### WHAT THE TASK REQUIRES
Your answer should be one number: the count of lines in the data below that include "Control".

### STUDY MATERIAL
[Start of section]

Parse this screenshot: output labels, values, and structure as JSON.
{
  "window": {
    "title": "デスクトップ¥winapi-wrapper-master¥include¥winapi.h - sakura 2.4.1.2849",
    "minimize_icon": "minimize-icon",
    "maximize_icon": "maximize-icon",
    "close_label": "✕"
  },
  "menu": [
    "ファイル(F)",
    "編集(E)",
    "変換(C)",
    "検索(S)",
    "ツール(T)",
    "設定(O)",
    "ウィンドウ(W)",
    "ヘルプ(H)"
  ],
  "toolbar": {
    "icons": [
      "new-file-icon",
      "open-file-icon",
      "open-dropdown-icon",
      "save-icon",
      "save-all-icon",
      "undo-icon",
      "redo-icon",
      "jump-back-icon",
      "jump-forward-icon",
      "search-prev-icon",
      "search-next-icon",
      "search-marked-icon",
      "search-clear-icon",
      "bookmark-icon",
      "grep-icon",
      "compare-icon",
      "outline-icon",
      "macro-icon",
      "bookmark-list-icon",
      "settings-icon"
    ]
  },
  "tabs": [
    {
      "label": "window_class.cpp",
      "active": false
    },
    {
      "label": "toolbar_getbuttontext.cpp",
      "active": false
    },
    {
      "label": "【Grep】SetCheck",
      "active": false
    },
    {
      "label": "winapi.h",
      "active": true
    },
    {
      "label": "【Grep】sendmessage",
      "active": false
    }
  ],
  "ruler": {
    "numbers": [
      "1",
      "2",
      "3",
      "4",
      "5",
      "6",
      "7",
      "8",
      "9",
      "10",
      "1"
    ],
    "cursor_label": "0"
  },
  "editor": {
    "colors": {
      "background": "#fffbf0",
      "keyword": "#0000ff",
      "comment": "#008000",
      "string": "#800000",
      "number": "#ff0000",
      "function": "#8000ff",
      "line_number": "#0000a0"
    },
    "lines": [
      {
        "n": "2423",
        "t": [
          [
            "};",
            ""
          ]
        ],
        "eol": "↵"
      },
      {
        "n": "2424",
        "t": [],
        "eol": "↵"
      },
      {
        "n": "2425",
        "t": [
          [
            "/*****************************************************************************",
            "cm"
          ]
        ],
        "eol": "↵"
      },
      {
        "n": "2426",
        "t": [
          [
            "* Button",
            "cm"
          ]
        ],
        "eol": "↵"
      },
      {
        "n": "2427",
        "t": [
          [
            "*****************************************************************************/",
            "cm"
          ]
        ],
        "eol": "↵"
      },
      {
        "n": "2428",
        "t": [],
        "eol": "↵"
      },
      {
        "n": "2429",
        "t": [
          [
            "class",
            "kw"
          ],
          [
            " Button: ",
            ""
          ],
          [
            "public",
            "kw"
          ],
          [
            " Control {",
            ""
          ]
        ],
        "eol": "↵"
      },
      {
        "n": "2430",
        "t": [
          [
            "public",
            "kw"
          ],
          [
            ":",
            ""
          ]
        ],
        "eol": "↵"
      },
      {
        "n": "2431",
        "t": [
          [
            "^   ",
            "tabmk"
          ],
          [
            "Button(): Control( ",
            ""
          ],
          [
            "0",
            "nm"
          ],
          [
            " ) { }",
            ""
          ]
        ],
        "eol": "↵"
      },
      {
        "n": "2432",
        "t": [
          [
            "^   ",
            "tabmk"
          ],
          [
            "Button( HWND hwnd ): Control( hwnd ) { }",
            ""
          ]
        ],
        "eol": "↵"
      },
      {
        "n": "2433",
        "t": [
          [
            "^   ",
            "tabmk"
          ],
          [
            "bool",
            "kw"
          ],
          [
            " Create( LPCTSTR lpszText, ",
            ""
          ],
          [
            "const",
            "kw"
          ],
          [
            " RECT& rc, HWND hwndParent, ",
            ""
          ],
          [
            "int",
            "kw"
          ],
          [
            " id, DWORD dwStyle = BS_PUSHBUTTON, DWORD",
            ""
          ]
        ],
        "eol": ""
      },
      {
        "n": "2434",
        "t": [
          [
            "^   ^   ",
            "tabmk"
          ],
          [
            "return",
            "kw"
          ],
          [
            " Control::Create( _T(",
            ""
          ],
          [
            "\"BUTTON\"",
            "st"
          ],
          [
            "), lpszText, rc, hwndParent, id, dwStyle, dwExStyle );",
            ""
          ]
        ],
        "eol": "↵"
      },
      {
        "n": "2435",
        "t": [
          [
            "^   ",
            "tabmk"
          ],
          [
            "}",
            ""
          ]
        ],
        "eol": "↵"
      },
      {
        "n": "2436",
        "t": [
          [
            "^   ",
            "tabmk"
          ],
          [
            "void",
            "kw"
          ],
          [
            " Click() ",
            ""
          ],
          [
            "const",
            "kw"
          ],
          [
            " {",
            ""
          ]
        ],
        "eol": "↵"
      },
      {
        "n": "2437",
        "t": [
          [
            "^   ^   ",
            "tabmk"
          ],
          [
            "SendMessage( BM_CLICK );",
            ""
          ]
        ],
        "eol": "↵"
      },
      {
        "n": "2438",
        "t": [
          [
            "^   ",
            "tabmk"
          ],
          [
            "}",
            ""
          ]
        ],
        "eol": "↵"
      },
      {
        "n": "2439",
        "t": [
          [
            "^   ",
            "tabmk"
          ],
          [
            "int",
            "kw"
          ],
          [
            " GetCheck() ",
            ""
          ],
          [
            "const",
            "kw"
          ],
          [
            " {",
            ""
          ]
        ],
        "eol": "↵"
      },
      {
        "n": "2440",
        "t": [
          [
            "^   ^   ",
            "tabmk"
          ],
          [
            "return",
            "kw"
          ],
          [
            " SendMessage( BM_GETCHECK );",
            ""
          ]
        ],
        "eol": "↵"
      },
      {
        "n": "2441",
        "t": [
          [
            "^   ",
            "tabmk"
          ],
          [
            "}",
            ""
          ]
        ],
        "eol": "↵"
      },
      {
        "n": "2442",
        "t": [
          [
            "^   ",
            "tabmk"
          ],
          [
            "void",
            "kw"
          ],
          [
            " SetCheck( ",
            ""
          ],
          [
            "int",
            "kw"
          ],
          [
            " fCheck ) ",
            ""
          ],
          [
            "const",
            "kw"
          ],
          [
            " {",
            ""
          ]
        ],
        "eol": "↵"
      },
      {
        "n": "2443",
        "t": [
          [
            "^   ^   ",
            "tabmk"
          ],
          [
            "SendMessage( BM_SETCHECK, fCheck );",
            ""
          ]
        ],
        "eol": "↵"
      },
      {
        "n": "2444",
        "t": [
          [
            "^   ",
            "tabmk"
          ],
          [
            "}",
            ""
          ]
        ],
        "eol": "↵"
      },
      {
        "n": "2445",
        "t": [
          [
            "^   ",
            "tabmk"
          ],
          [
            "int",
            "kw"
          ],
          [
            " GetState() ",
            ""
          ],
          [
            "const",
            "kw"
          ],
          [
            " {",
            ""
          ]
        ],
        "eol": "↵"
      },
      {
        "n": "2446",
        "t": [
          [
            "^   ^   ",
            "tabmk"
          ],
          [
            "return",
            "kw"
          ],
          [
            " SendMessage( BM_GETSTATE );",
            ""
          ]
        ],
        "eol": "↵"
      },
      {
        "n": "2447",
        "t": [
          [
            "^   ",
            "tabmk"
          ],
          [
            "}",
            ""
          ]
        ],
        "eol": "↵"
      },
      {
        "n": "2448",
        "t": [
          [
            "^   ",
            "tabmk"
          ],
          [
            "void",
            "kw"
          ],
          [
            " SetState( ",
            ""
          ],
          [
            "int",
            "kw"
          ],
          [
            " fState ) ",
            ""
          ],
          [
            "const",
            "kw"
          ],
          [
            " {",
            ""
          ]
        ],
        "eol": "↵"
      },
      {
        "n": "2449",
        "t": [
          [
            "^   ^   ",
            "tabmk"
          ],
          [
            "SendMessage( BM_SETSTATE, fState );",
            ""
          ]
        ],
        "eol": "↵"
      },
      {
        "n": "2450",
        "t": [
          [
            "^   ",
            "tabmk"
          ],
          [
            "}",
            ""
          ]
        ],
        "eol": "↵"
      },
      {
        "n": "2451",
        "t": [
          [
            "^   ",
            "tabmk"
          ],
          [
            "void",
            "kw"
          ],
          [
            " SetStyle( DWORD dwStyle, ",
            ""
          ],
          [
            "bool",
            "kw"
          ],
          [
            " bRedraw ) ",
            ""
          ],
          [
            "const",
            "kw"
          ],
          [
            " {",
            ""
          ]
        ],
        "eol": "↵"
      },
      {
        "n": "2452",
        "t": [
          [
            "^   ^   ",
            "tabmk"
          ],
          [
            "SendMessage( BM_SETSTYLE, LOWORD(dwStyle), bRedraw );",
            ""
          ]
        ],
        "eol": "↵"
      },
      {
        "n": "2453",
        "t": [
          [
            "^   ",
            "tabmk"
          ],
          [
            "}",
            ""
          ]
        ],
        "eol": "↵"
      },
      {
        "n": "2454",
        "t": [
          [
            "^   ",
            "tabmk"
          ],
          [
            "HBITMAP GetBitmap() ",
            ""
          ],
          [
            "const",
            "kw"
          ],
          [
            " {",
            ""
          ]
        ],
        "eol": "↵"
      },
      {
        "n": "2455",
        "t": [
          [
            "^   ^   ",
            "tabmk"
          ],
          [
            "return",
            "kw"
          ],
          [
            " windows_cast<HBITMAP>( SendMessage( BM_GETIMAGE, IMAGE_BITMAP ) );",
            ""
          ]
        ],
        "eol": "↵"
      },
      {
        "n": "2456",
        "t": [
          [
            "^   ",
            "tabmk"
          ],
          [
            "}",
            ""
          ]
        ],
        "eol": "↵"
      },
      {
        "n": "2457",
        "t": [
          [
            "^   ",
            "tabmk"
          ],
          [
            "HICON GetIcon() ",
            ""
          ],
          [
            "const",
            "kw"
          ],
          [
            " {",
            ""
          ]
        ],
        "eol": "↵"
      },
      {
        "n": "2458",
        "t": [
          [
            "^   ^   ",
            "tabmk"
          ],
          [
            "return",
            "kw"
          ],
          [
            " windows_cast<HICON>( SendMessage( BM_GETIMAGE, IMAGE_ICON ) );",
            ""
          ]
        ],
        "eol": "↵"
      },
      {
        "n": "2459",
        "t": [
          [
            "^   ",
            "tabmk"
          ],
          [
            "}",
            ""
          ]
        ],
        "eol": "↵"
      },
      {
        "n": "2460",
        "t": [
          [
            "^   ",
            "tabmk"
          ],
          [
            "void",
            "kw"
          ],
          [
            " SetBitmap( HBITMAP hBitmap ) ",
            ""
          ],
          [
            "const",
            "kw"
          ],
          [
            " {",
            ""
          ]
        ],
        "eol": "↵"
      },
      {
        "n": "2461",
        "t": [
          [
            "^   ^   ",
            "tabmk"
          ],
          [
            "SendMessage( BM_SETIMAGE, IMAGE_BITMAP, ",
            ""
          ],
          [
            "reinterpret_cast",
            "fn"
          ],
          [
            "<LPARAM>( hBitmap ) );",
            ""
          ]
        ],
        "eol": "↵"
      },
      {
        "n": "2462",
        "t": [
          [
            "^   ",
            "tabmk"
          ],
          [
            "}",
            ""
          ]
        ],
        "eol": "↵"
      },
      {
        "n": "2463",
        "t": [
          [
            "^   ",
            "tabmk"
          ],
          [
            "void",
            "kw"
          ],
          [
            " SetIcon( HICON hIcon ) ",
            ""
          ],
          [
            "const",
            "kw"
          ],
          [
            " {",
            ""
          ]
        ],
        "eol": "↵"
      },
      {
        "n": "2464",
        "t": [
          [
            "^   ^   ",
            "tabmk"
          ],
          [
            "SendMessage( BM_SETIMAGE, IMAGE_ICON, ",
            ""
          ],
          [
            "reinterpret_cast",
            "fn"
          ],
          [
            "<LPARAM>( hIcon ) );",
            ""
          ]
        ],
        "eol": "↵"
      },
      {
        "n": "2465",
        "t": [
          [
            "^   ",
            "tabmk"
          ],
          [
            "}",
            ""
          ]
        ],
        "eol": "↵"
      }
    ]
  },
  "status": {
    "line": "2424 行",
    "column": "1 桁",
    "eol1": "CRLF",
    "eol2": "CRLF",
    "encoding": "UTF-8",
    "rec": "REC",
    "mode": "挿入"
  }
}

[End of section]

### WRITTEN RESPONSE
4